The Felton Family Farms vineyard is nestled in at the foot of the Andes Mountains, in the famed Uco Valley, 53 miles southwest of the city of Mendoza. The Uco Valley, with more than 64,000 acres (26,000 hectares) of vineyards, is widely considered to be the best location for wine production in Argentina.
Grape vines planted in the Uco Valley are generally located between 2,300 feet and 4,600 feet above sea level, and Felton Family Farms is sited at an altitude of about 3900 feet. The elevation and location provide the wide daily temperature range (thermal amplitude) and diverse soil types for which the region is famous. Depending on altitude, location within the valley, and proximity to major rivers, the soil ranges from deep and stony to clay with boulders.
The Uco Valley is crossed by the Tunuyán and Las Tunas Rivers, which originate in the Andes and merge near the town of Tunuyán. The valley consists of three sub-regions from north to south – Tupungato, Tunuyán and San Carlos.
The soil in Uco Valley is of alluvial origin, and is the result of two major factors: water flowing from ancient rivers and glaciers; and volcanic activity in the Andes. The soil contains a considerable amount of pebbles and rocks of various sizes and comes from an ancient alluvial foundation covered by younger alluvial deposits.

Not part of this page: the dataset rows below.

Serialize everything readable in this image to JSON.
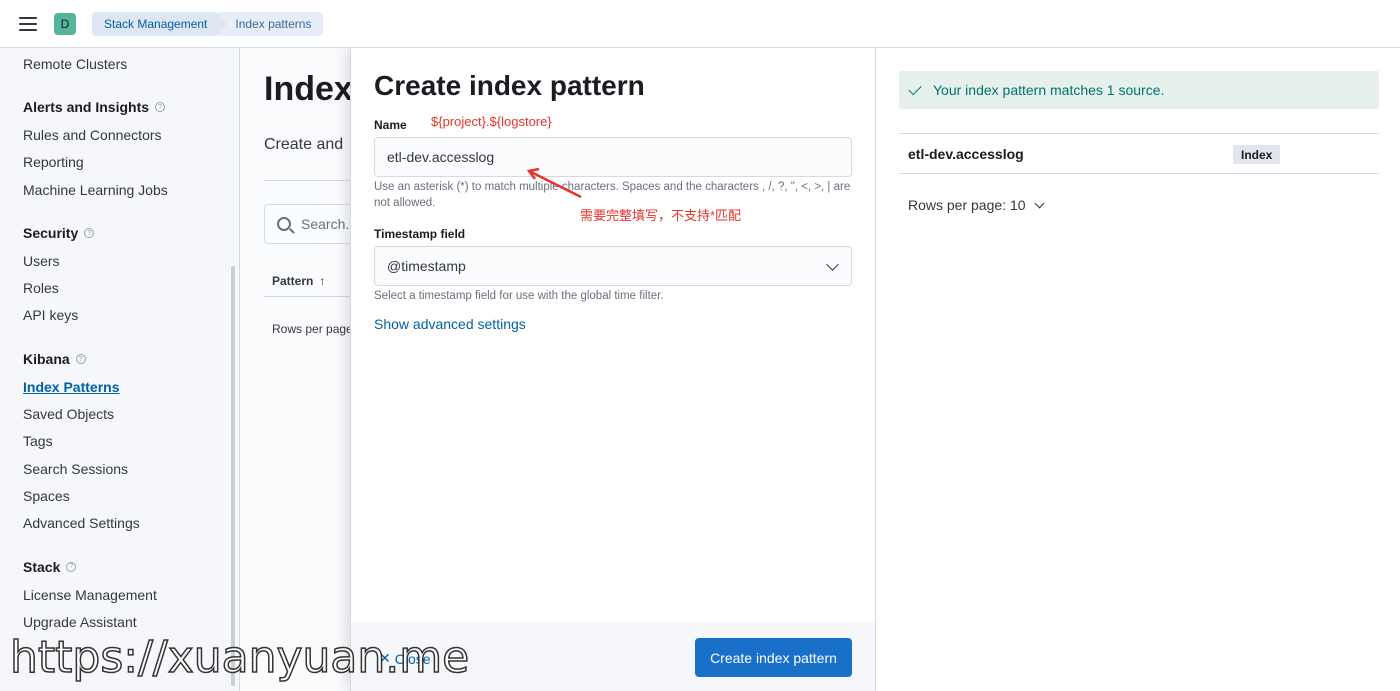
{
  "header": {
    "space_initial": "D",
    "breadcrumbs": [
      "Stack Management",
      "Index patterns"
    ]
  },
  "sidebar": {
    "top_item": "Remote Clusters",
    "groups": [
      {
        "title": "Alerts and Insights",
        "items": [
          "Rules and Connectors",
          "Reporting",
          "Machine Learning Jobs"
        ]
      },
      {
        "title": "Security",
        "items": [
          "Users",
          "Roles",
          "API keys"
        ]
      },
      {
        "title": "Kibana",
        "items": [
          "Index Patterns",
          "Saved Objects",
          "Tags",
          "Search Sessions",
          "Spaces",
          "Advanced Settings"
        ]
      },
      {
        "title": "Stack",
        "items": [
          "License Management",
          "Upgrade Assistant"
        ]
      }
    ],
    "active_item": "Index Patterns"
  },
  "page": {
    "title": "Index",
    "description": "Create and",
    "search_placeholder": "Search...",
    "column_pattern": "Pattern",
    "rows_per_page": "Rows per page"
  },
  "flyout": {
    "title": "Create index pattern",
    "name_label": "Name",
    "name_annotation": "${project}.${logstore}",
    "name_value": "etl-dev.accesslog",
    "name_help": "Use an asterisk (*) to match multiple characters. Spaces and the characters , /, ?, \", <, >, | are not allowed.",
    "name_note": "需要完整填写，不支持*匹配",
    "timestamp_label": "Timestamp field",
    "timestamp_value": "@timestamp",
    "timestamp_help": "Select a timestamp field for use with the global time filter.",
    "advanced_link": "Show advanced settings",
    "close_label": "Close",
    "create_button": "Create index pattern"
  },
  "preview": {
    "callout": "Your index pattern matches 1 source.",
    "rows": [
      {
        "name": "etl-dev.accesslog",
        "type": "Index"
      }
    ],
    "rows_per_page": "Rows per page: 10"
  },
  "watermark": "https://xuanyuan.me"
}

Due to the flow of the Tunuyán River, these alluvial deposits are moving ”downstream” along the entire basin. The valley is shaped like a fan, with alluvial deposits from the Tunuyán River, starting at about 16,500 feet above sea level.
There are differences in the composition of soil from different layers of the soil profile. The topsoil ranges in depth from 2” (5 cm) to 40” (100 cm), which presents a varied retention capacity for water and nutrients, leading to differences in vine and root development, and, consequently, wine characteristics. Soils formed from sedimentary alluvium are brown to yellowish in color, medium-textured, and extend to the bedrock layer. Alluvial soils may contain river cobble, depending on the distance from the current or ancient riverbed.
The topsoil in the Felton Family Farms vineyard ranges from 20” to 35” deep and is comprised of 70-80% pebbles and rocks of various size and coarse particles of sand.
A low level of organic material in the soil, combined with its physical characteristics, naturally favor water drainage and limit the development of thin and absorbent roots. These factors affect the potential yield of grapevines, and may enable the production of highly concentrated, complex grapes.
In this region, thick-skinned grapes develop high brix (potential alcohol) levels, and need to be picked at the right time to avoid heavy fruit-forward, overripe aromas. Wines from these soils tend to be highly aromatic with medium acidity, and have high levels of polyphenols that provide the strength needed to handle a long aging process in oak barrels. This soil type is perfect for obtaining powerful & intense wines, and can be managed to produce a wide variety of styles.